In February, former home secretary Amber Rudd, who sits on Darktrace’s advisory board alongside former MI5 director general Lord Evans of Weardale and CIA veteran Alan Wade, penned a piece asking “how we can find the future Poppy Gustafsson and more like her” in male-dominated science, tech, engineering and mathematics. She also complained that despite the female-led success of Darktrace, when the company is written about, “the only name that seems to get mentioned is the founder, Mike Lynch. It is as if women don’t get to run their own show.”
The problem is that Lynch, whose Invoke Capital was Darktrace’s first and biggest shareholder, has always had a significant influence on the business. The Autonomy co-founder is fighting extradition to the US, where he is accused of fraudulently inflating the value of the company before its £8.4bn sale to Hewlett-Packard in 2011. Lynch, who could face a maximum prison sentence of 25 years if found guilty, denies any wrongdoing.
Darktrace was built from ex-Autonomy staff, including Gustafsson, and in 2018 it was subpoenaed by US authorities for information about Invoke, warning there was a risk of money-laundering claims if its backing money included cash from the Autonomy sale.
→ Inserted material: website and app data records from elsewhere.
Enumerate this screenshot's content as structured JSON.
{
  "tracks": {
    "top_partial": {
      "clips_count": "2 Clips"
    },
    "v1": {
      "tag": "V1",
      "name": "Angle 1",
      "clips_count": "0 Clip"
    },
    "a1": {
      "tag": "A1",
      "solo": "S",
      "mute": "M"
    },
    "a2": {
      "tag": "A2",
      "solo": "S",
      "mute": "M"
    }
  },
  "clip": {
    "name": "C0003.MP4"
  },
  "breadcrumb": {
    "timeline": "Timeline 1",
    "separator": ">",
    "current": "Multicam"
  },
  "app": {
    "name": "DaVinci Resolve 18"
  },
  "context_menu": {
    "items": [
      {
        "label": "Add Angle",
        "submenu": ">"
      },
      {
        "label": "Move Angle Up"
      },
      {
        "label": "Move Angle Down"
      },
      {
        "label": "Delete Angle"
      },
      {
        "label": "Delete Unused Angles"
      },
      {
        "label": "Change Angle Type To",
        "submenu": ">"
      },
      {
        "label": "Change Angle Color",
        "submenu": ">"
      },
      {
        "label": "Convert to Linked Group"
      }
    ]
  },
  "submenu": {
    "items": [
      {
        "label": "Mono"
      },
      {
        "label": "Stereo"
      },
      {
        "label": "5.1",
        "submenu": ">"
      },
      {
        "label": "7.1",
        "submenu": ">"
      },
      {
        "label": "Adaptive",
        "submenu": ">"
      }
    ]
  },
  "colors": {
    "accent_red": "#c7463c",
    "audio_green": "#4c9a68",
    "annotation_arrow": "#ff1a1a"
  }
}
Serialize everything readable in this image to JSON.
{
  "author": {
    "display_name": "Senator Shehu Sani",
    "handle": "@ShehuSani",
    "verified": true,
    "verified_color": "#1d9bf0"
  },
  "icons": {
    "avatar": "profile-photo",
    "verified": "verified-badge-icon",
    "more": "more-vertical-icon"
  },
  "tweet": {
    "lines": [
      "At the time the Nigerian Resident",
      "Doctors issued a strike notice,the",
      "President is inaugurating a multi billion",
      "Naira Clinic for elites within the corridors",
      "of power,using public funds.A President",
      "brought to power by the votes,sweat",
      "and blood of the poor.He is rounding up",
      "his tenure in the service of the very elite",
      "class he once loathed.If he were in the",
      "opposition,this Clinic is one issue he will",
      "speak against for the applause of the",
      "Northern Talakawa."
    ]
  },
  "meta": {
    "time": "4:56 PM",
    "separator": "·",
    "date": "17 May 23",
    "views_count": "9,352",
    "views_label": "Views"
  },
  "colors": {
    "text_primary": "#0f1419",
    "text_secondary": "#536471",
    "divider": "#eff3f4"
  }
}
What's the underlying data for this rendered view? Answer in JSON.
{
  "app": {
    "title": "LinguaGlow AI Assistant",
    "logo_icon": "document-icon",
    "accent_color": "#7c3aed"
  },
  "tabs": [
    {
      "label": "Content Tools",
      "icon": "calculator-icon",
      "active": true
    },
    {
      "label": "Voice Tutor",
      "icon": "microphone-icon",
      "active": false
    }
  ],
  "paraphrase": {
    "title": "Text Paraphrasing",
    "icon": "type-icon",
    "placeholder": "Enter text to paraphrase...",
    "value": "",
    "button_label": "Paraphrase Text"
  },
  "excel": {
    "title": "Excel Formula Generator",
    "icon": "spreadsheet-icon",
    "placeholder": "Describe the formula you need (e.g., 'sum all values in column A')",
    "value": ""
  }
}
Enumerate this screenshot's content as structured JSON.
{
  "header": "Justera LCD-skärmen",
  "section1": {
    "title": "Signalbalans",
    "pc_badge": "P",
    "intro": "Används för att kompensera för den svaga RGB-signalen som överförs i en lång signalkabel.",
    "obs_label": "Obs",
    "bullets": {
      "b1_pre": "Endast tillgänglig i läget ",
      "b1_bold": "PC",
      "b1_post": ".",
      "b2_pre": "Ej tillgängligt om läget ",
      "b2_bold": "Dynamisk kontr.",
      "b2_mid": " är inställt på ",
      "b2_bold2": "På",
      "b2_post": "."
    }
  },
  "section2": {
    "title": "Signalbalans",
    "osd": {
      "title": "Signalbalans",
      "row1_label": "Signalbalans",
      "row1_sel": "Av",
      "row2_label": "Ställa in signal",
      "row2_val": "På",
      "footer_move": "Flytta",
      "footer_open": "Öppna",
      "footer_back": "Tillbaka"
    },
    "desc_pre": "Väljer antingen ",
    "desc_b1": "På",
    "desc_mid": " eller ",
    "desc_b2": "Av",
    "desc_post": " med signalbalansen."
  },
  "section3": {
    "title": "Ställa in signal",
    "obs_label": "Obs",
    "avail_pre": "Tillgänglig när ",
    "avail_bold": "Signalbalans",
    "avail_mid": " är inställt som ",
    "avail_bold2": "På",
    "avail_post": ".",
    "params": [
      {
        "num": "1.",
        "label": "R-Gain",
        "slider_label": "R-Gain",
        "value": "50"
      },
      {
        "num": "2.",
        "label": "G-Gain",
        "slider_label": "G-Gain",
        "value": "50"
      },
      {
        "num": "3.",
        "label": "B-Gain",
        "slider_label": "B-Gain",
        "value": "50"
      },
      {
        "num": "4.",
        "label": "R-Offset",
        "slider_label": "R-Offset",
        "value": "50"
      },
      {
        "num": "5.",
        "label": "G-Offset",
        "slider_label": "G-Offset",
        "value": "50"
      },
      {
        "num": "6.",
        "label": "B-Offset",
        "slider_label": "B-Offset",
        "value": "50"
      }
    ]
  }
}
Darktrace says its liability in this regard is “low-risk” in IPO registration documents.
To create distance, Lynch stepped down from Darktrace’s board in 2018. However, he remained on its advisory council until last month, when he moved to a newly created science and technology council. Last year, Darktrace used $127m of a loan from several existing investors to reduce Invoke’s share holding. Lynch, with his wife, Angela Bacares, currently owns 19% of Darktrace, worth as much as £570m when the company floats.
Gustafsson has for the most part remained tight-lipped about her former boss, the financial backer instrumental in her rise at Darktrace, rejecting the idea that London may have been chosen over the US for a flotation because of Lynch’s situation.
“No, not at all,” is all she will say.
Gustafsson, whose choice of transport is a canary yellow Vespa and has said her one regret is not putting more time into learning the piano, is laser-focused on ensuring Darktrace has a legacy all its own.
“It really feels like we are just getting started,” she says. “We’ve never been happy with just sort of following the status quo and doing things, you know, 2% better than the last product. We are never going to be happy to be a company just following in the footsteps of others.”